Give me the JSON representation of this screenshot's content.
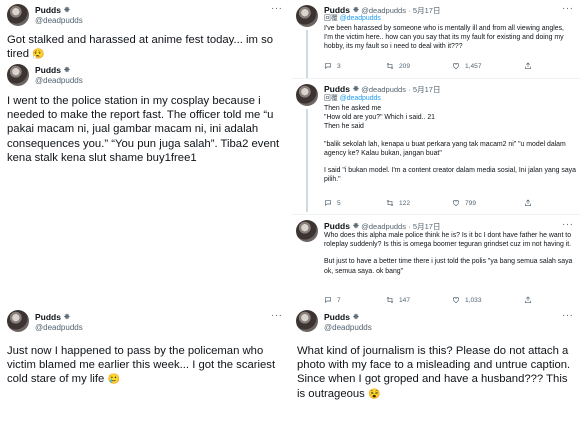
{
  "verified_glyph": "❉",
  "more_glyph": "···",
  "left": {
    "tweet1": {
      "name": "Pudds",
      "handle": "@deadpudds",
      "text": "Got stalked and harassed at anime fest today... im so tired",
      "emoji": "😮‍💨"
    },
    "tweet2": {
      "name": "Pudds",
      "handle": "@deadpudds",
      "text": "I went to the police station in my cosplay because i needed to make the report fast. The officer told me “u pakai macam ni, jual gambar macam ni, ini adalah consequences you.” “You pun juga salah”. Tiba2 event kena stalk kena slut shame buy1free1"
    },
    "tweet3": {
      "name": "Pudds",
      "handle": "@deadpudds",
      "text": "Just now I happened to pass by the policeman who victim blamed me earlier this week... I got the scariest cold stare of my life",
      "emoji": "🥲"
    }
  },
  "right": {
    "reply1": {
      "name": "Pudds",
      "handle": "@deadpudds",
      "date": "· 5月17日",
      "reply_to_label": "回覆",
      "reply_to_handle": "@deadpudds",
      "text": "I've been harassed by someone who is mentally ill and from all viewing angles, I'm the victim here.. how can you say that its my fault for existing and doing my hobby, its my fault so i need to deal with it???",
      "counts": {
        "replies": "3",
        "retweets": "209",
        "likes": "1,457"
      }
    },
    "reply2": {
      "name": "Pudds",
      "handle": "@deadpudds",
      "date": "· 5月17日",
      "reply_to_label": "回覆",
      "reply_to_handle": "@deadpudds",
      "lines": [
        "Then he asked me",
        "\"How old are you?\" Which i said.. 21",
        "Then he said",
        "",
        "\"balik sekolah lah, kenapa u buat perkara yang tak macam2 ni\" \"u model dalam agency ke? Kalau bukan, jangan buat\"",
        "",
        "I said \"i bukan model. I'm a content creator dalam media sosial, Ini jalan yang saya pilih.\""
      ],
      "counts": {
        "replies": "5",
        "retweets": "122",
        "likes": "799"
      }
    },
    "reply3": {
      "name": "Pudds",
      "handle": "@deadpudds",
      "date": "· 5月17日",
      "lines": [
        "Who does this alpha male police think he is? Is it bc I dont have father he want to roleplay suddenly? Is this is omega boomer teguran grindset cuz im not having it.",
        "",
        "But just to have a better time there i just told the polis \"ya bang semua salah saya ok, semua saya. ok bang\""
      ],
      "counts": {
        "replies": "7",
        "retweets": "147",
        "likes": "1,033"
      }
    },
    "tweet4": {
      "name": "Pudds",
      "handle": "@deadpudds",
      "text": "What kind of journalism is this? Please do not attach a photo with my face to a misleading and untrue caption. Since when I got groped and have a husband??? This is outrageous",
      "emoji": "😵"
    }
  }
}
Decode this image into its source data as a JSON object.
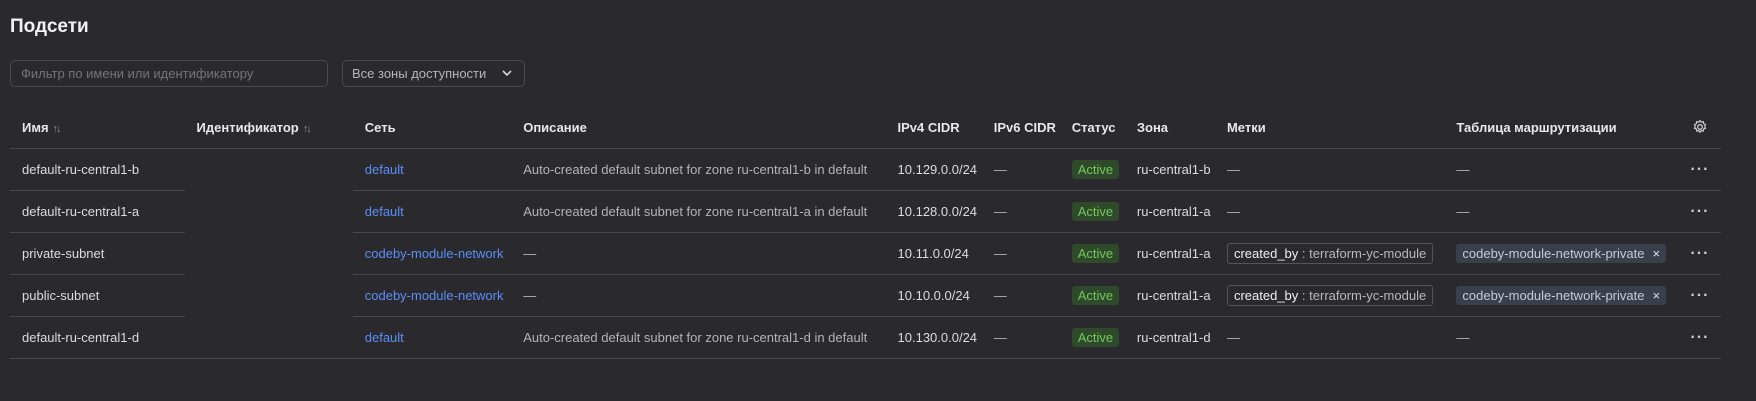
{
  "page": {
    "title": "Подсети"
  },
  "filter": {
    "placeholder": "Фильтр по имени или идентификатору"
  },
  "zone_select": {
    "value": "Все зоны доступности"
  },
  "table": {
    "headers": {
      "name": "Имя",
      "id": "Идентификатор",
      "network": "Сеть",
      "description": "Описание",
      "ipv4": "IPv4 CIDR",
      "ipv6": "IPv6 CIDR",
      "status": "Статус",
      "zone": "Зона",
      "labels": "Метки",
      "route_table": "Таблица маршрутизации"
    },
    "rows": [
      {
        "name": "default-ru-central1-b",
        "network": "default",
        "description": "Auto-created default subnet for zone ru-central1-b in default",
        "ipv4": "10.129.0.0/24",
        "ipv6": "—",
        "status": "Active",
        "zone": "ru-central1-b",
        "labels": "—",
        "route_table": "—"
      },
      {
        "name": "default-ru-central1-a",
        "network": "default",
        "description": "Auto-created default subnet for zone ru-central1-a in default",
        "ipv4": "10.128.0.0/24",
        "ipv6": "—",
        "status": "Active",
        "zone": "ru-central1-a",
        "labels": "—",
        "route_table": "—"
      },
      {
        "name": "private-subnet",
        "network": "codeby-module-network",
        "description": "—",
        "ipv4": "10.11.0.0/24",
        "ipv6": "—",
        "status": "Active",
        "zone": "ru-central1-a",
        "label_key": "created_by",
        "label_sep": ":",
        "label_value": "terraform-yc-module",
        "route_table": "codeby-module-network-private"
      },
      {
        "name": "public-subnet",
        "network": "codeby-module-network",
        "description": "—",
        "ipv4": "10.10.0.0/24",
        "ipv6": "—",
        "status": "Active",
        "zone": "ru-central1-a",
        "label_key": "created_by",
        "label_sep": ":",
        "label_value": "terraform-yc-module",
        "route_table": "codeby-module-network-private"
      },
      {
        "name": "default-ru-central1-d",
        "network": "default",
        "description": "Auto-created default subnet for zone ru-central1-d in default",
        "ipv4": "10.130.0.0/24",
        "ipv6": "—",
        "status": "Active",
        "zone": "ru-central1-d",
        "labels": "—",
        "route_table": "—"
      }
    ],
    "remove_symbol": "×",
    "menu_symbol": "···"
  },
  "icons": {
    "sort": "sort-icon",
    "chevron": "chevron-down-icon",
    "settings": "gear-icon",
    "more": "more-icon"
  },
  "colors": {
    "background": "#2a292e",
    "link": "#5b8ff5",
    "status_bg": "#2e4a2a",
    "status_text": "#72c85c",
    "route_bg": "#3a3f4c"
  }
}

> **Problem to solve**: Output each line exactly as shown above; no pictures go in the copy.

> **Exercise solution**:
Give me the JSON representation of this screenshot's content.
{
  "verified_glyph": "❉",
  "more_glyph": "···",
  "left": {
    "tweet1": {
      "name": "Pudds",
      "handle": "@deadpudds",
      "text": "Got stalked and harassed at anime fest today... im so tired",
      "emoji": "😮‍💨"
    },
    "tweet2": {
      "name": "Pudds",
      "handle": "@deadpudds",
      "text": "I went to the police station in my cosplay because i needed to make the report fast. The officer told me “u pakai macam ni, jual gambar macam ni, ini adalah consequences you.” “You pun juga salah”. Tiba2 event kena stalk kena slut shame buy1free1"
    },
    "tweet3": {
      "name": "Pudds",
      "handle": "@deadpudds",
      "text": "Just now I happened to pass by the policeman who victim blamed me earlier this week... I got the scariest cold stare of my life",
      "emoji": "🥲"
    }
  },
  "right": {
    "reply1": {
      "name": "Pudds",
      "handle": "@deadpudds",
      "date": "· 5月17日",
      "reply_to_label": "回覆",
      "reply_to_handle": "@deadpudds",
      "text": "I've been harassed by someone who is mentally ill and from all viewing angles, I'm the victim here.. how can you say that its my fault for existing and doing my hobby, its my fault so i need to deal with it???",
      "counts": {
        "replies": "3",
        "retweets": "209",
        "likes": "1,457"
      }
    },
    "reply2": {
      "name": "Pudds",
      "handle": "@deadpudds",
      "date": "· 5月17日",
      "reply_to_label": "回覆",
      "reply_to_handle": "@deadpudds",
      "lines": [
        "Then he asked me",
        "\"How old are you?\" Which i said.. 21",
        "Then he said",
        "",
        "\"balik sekolah lah, kenapa u buat perkara yang tak macam2 ni\" \"u model dalam agency ke? Kalau bukan, jangan buat\"",
        "",
        "I said \"i bukan model. I'm a content creator dalam media sosial, Ini jalan yang saya pilih.\""
      ],
      "counts": {
        "replies": "5",
        "retweets": "122",
        "likes": "799"
      }
    },
    "reply3": {
      "name": "Pudds",
      "handle": "@deadpudds",
      "date": "· 5月17日",
      "lines": [
        "Who does this alpha male police think he is? Is it bc I dont have father he want to roleplay suddenly? Is this is omega boomer teguran grindset cuz im not having it.",
        "",
        "But just to have a better time there i just told the polis \"ya bang semua salah saya ok, semua saya. ok bang\""
      ],
      "counts": {
        "replies": "7",
        "retweets": "147",
        "likes": "1,033"
      }
    },
    "tweet4": {
      "name": "Pudds",
      "handle": "@deadpudds",
      "text": "What kind of journalism is this? Please do not attach a photo with my face to a misleading and untrue caption. Since when I got groped and have a husband??? This is outrageous",
      "emoji": "😵"
    }
  }
}
Decode this image into its source data as a JSON object.
{
  "page": {
    "title": "Подсети"
  },
  "filter": {
    "placeholder": "Фильтр по имени или идентификатору"
  },
  "zone_select": {
    "value": "Все зоны доступности"
  },
  "table": {
    "headers": {
      "name": "Имя",
      "id": "Идентификатор",
      "network": "Сеть",
      "description": "Описание",
      "ipv4": "IPv4 CIDR",
      "ipv6": "IPv6 CIDR",
      "status": "Статус",
      "zone": "Зона",
      "labels": "Метки",
      "route_table": "Таблица маршрутизации"
    },
    "rows": [
      {
        "name": "default-ru-central1-b",
        "network": "default",
        "description": "Auto-created default subnet for zone ru-central1-b in default",
        "ipv4": "10.129.0.0/24",
        "ipv6": "—",
        "status": "Active",
        "zone": "ru-central1-b",
        "labels": "—",
        "route_table": "—"
      },
      {
        "name": "default-ru-central1-a",
        "network": "default",
        "description": "Auto-created default subnet for zone ru-central1-a in default",
        "ipv4": "10.128.0.0/24",
        "ipv6": "—",
        "status": "Active",
        "zone": "ru-central1-a",
        "labels": "—",
        "route_table": "—"
      },
      {
        "name": "private-subnet",
        "network": "codeby-module-network",
        "description": "—",
        "ipv4": "10.11.0.0/24",
        "ipv6": "—",
        "status": "Active",
        "zone": "ru-central1-a",
        "label_key": "created_by",
        "label_sep": ":",
        "label_value": "terraform-yc-module",
        "route_table": "codeby-module-network-private"
      },
      {
        "name": "public-subnet",
        "network": "codeby-module-network",
        "description": "—",
        "ipv4": "10.10.0.0/24",
        "ipv6": "—",
        "status": "Active",
        "zone": "ru-central1-a",
        "label_key": "created_by",
        "label_sep": ":",
        "label_value": "terraform-yc-module",
        "route_table": "codeby-module-network-private"
      },
      {
        "name": "default-ru-central1-d",
        "network": "default",
        "description": "Auto-created default subnet for zone ru-central1-d in default",
        "ipv4": "10.130.0.0/24",
        "ipv6": "—",
        "status": "Active",
        "zone": "ru-central1-d",
        "labels": "—",
        "route_table": "—"
      }
    ],
    "remove_symbol": "×",
    "menu_symbol": "···"
  },
  "icons": {
    "sort": "sort-icon",
    "chevron": "chevron-down-icon",
    "settings": "gear-icon",
    "more": "more-icon"
  },
  "colors": {
    "background": "#2a292e",
    "link": "#5b8ff5",
    "status_bg": "#2e4a2a",
    "status_text": "#72c85c",
    "route_bg": "#3a3f4c"
  }
}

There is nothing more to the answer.